Jesus undoubtedly knew the Scriptures in Deuteronomy 30:11 Now what I am commanding you today is not too difficult for you or beyond your reach. 12 It is not up in heaven, so that you have to ask, “Who will ascend into heaven to get it and proclaim it to us so we may obey it?” 13 Nor is it beyond the sea, so that you have to ask, “Who will cross the sea to get it and proclaim it to us so we may obey it?” 14 No, the word is very near you; it is in your mouth and in your heart so you may obey it.
This led me to Paul’s statement in Romans 10.
Romans 10:3 Since they did not know the righteousness of God and sought to establish their own, they did not submit to God’s righteousness. 4 Christ is the culmination of the law so that there may be righteousness for everyone who believes. 5 Moses writes this about the righteousness that is by the law: “The person who does these things will live by them.” 6 But the righteousness that is by faith says: “Do not say in your heart, ‘Who will ascend into heaven?'” (that is, to bring Christ down) 7 “or ‘Who will descend into the deep?'” (that is, to bring Christ up from the dead). 8 But what does it say? “The word is near you; it is in your mouth and in your heart,” that is, the message concerning faith that we proclaim: 9 If you declare with your mouth, “Jesus is Lord,” and believe in your heart that God raised him from the dead, you will be saved. 10 For it is with your heart that you believe and are justified, and it is with your mouth that you profess your faith and are saved.
Ok, so I had read this passage hundreds of times without ever truly understanding what Paul’s illustration in vs 6 and 7 had to do with his point of confession of faith being connected with being righteous.
So what does one do then? Ask Holy Spirit for the clarification.

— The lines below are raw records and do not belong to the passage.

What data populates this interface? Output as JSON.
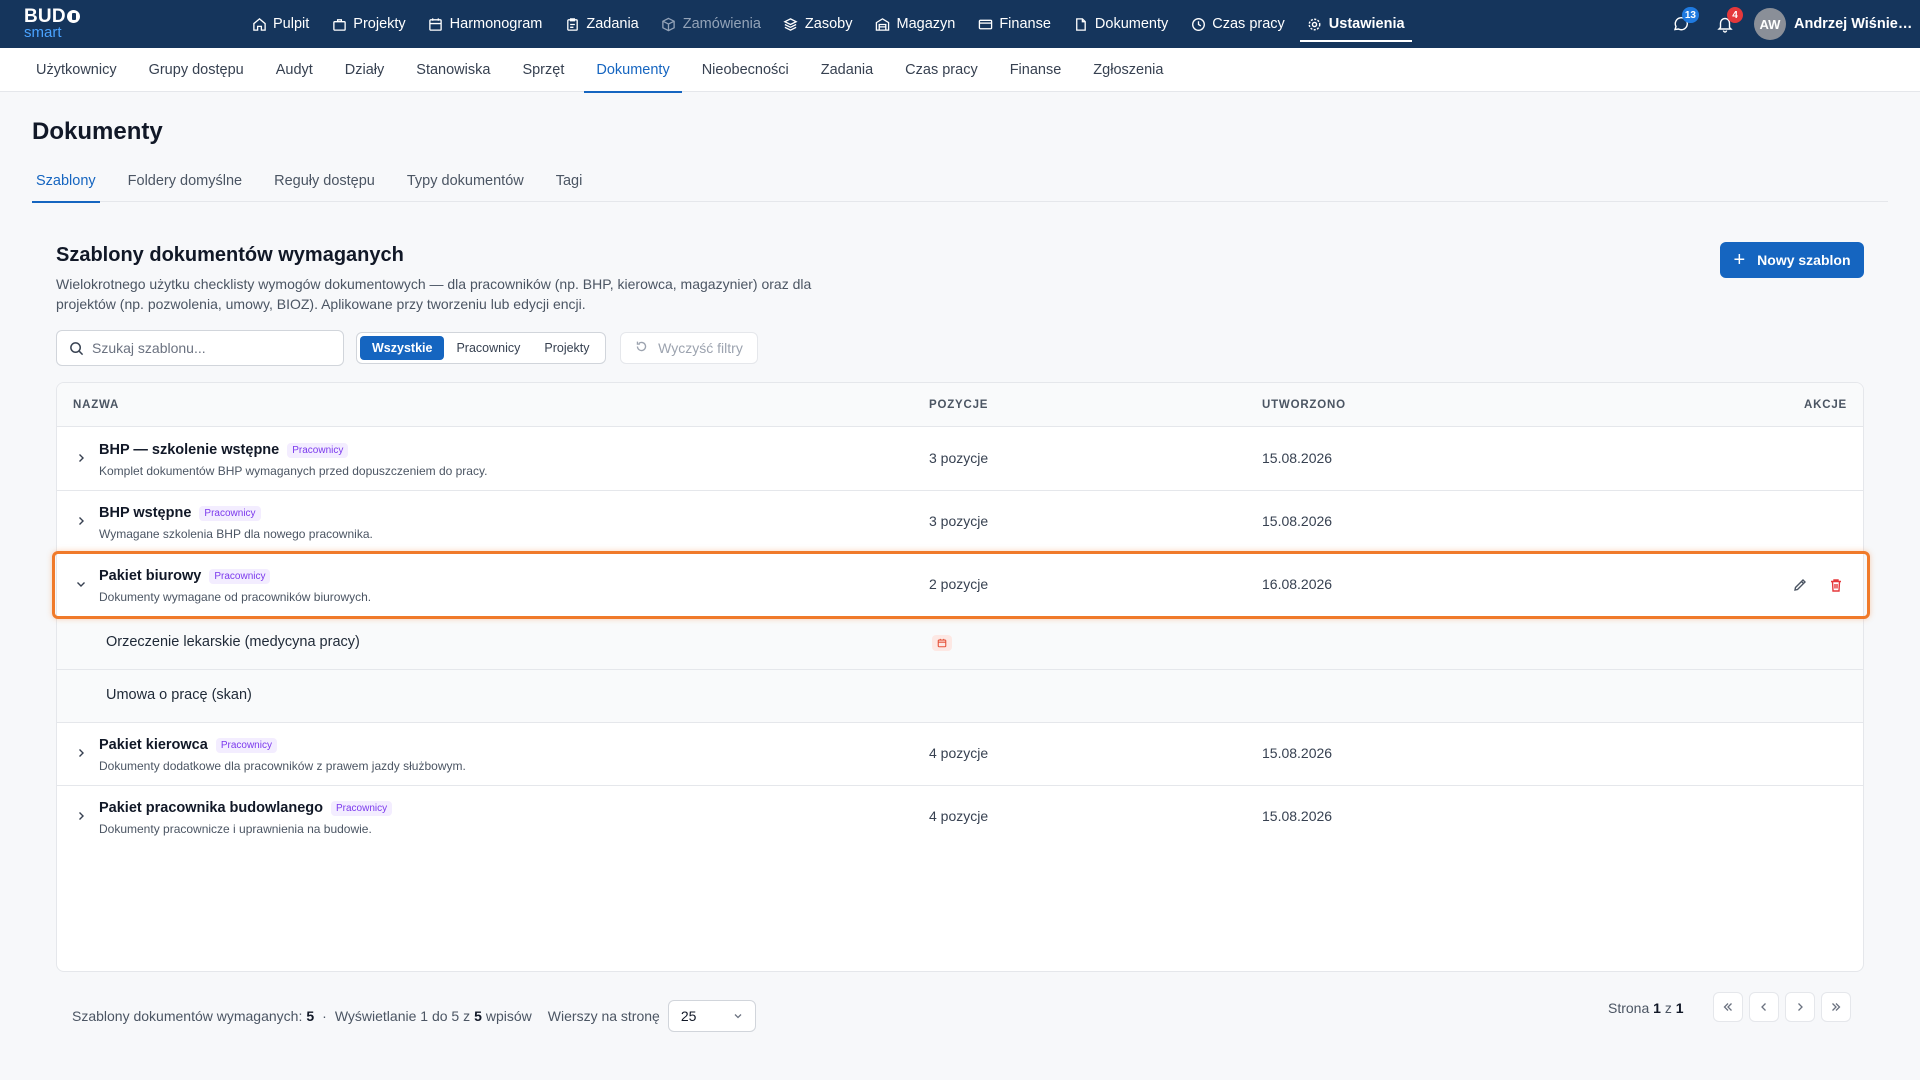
{
  "app": {
    "logo_line1": "BUD",
    "logo_line2": "smart"
  },
  "main_nav": [
    {
      "label": "Pulpit",
      "icon": "home-icon"
    },
    {
      "label": "Projekty",
      "icon": "briefcase-icon"
    },
    {
      "label": "Harmonogram",
      "icon": "calendar-icon"
    },
    {
      "label": "Zadania",
      "icon": "clipboard-icon"
    },
    {
      "label": "Zamówienia",
      "icon": "box-icon"
    },
    {
      "label": "Zasoby",
      "icon": "layers-icon"
    },
    {
      "label": "Magazyn",
      "icon": "warehouse-icon"
    },
    {
      "label": "Finanse",
      "icon": "card-icon"
    },
    {
      "label": "Dokumenty",
      "icon": "documents-icon"
    },
    {
      "label": "Czas pracy",
      "icon": "clock-icon"
    },
    {
      "label": "Ustawienia",
      "icon": "gear-icon"
    }
  ],
  "header_right": {
    "messages_count": "13",
    "notifications_count": "4",
    "avatar_initials": "AW",
    "user_name": "Andrzej Wiśniewski"
  },
  "sub_nav": [
    "Użytkownicy",
    "Grupy dostępu",
    "Audyt",
    "Działy",
    "Stanowiska",
    "Sprzęt",
    "Dokumenty",
    "Nieobecności",
    "Zadania",
    "Czas pracy",
    "Finanse",
    "Zgłoszenia"
  ],
  "page": {
    "title": "Dokumenty",
    "tabs": [
      "Szablony",
      "Foldery domyślne",
      "Reguły dostępu",
      "Typy dokumentów",
      "Tagi"
    ]
  },
  "section": {
    "title": "Szablony dokumentów wymaganych",
    "description": "Wielokrotnego użytku checklisty wymogów dokumentowych — dla pracowników (np. BHP, kierowca, magazynier) oraz dla projektów (np. pozwolenia, umowy, BIOZ). Aplikowane przy tworzeniu lub edycji encji.",
    "new_button": "Nowy szablon"
  },
  "filters": {
    "search_placeholder": "Szukaj szablonu...",
    "segments": [
      "Wszystkie",
      "Pracownicy",
      "Projekty"
    ],
    "clear_label": "Wyczyść filtry"
  },
  "table": {
    "headers": {
      "name": "NAZWA",
      "positions": "POZYCJE",
      "created": "UTWORZONO",
      "actions": "AKCJE"
    },
    "rows": [
      {
        "name": "BHP — szkolenie wstępne",
        "tag": "Pracownicy",
        "desc": "Komplet dokumentów BHP wymaganych przed dopuszczeniem do pracy.",
        "positions": "3 pozycje",
        "created": "15.08.2026"
      },
      {
        "name": "BHP wstępne",
        "tag": "Pracownicy",
        "desc": "Wymagane szkolenia BHP dla nowego pracownika.",
        "positions": "3 pozycje",
        "created": "15.08.2026"
      },
      {
        "name": "Pakiet biurowy",
        "tag": "Pracownicy",
        "desc": "Dokumenty wymagane od pracowników biurowych.",
        "positions": "2 pozycje",
        "created": "16.08.2026"
      },
      {
        "name": "Pakiet kierowca",
        "tag": "Pracownicy",
        "desc": "Dokumenty dodatkowe dla pracowników z prawem jazdy służbowym.",
        "positions": "4 pozycje",
        "created": "15.08.2026"
      },
      {
        "name": "Pakiet pracownika budowlanego",
        "tag": "Pracownicy",
        "desc": "Dokumenty pracownicze i uprawnienia na budowie.",
        "positions": "4 pozycje",
        "created": "15.08.2026"
      }
    ],
    "expanded_items": [
      {
        "name": "Orzeczenie lekarskie (medycyna pracy)"
      },
      {
        "name": "Umowa o pracę (skan)"
      }
    ]
  },
  "footer": {
    "count_label": "Szablony dokumentów wymaganych:",
    "count": "5",
    "showing_prefix": "Wyświetlanie 1 do 5 z",
    "showing_total": "5",
    "showing_suffix": "wpisów",
    "rows_per_page_label": "Wierszy na stronę",
    "rows_per_page": "25",
    "page_label": "Strona",
    "page_current": "1",
    "page_of": "z",
    "page_total": "1"
  },
  "colors": {
    "nav_bg": "#15355c",
    "accent": "#1565c0",
    "highlight": "#f07a2a",
    "tag_purple": "#7c3aed",
    "danger": "#e5383b"
  }
}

When we ask for someone to ascend to heaven to bring us righteousness, we are establishing our own way of approaching God, just like those who went to Bethel with their strange fire. We “bring him down” by declaring our goodness, our works, our sacrifices, our right behavior. We want someone like a priest to offer us holy food, holy ritual, holy anointed service to confirm our (self-made) righteousness.
We are in “the deeps” knowing our unworthiness, sin and defilement which has to be covered; our self flagellation, our self punishment, our hours of good works and suffering toil serve in our mind to atone for us. We look for someone who will be a priestly go-between, a buffer between our unholy selves and a holy God. Every time we beat ourselves up and shrink back from God because of what we have done, we are crying out “Who will descend into the deep?”
And Scripture declares the Jesus provides all the righteousness we will ever need. Ever.
Our attempt at works to prove to God our worthiness to be accepted is just the same to Him as the worship offered by the Israelites at Gilgal and Bethel. There is no worth in it. The only way is Jesus’ work and righteousness. We don’t have to tramp to Jerusalem to offer our sacrifices; we need only to believe in Him and speak it out.
This should bring a huge sigh of relief. I don’t have to be good, or hide my badness. I can just BE and move on from there. There is a life to be fully lived, not spent in endless self-justification. What a concept!
This of course means we have come into agreement with God with our words (thoughts, heart). And coming into agreement is another whole topic.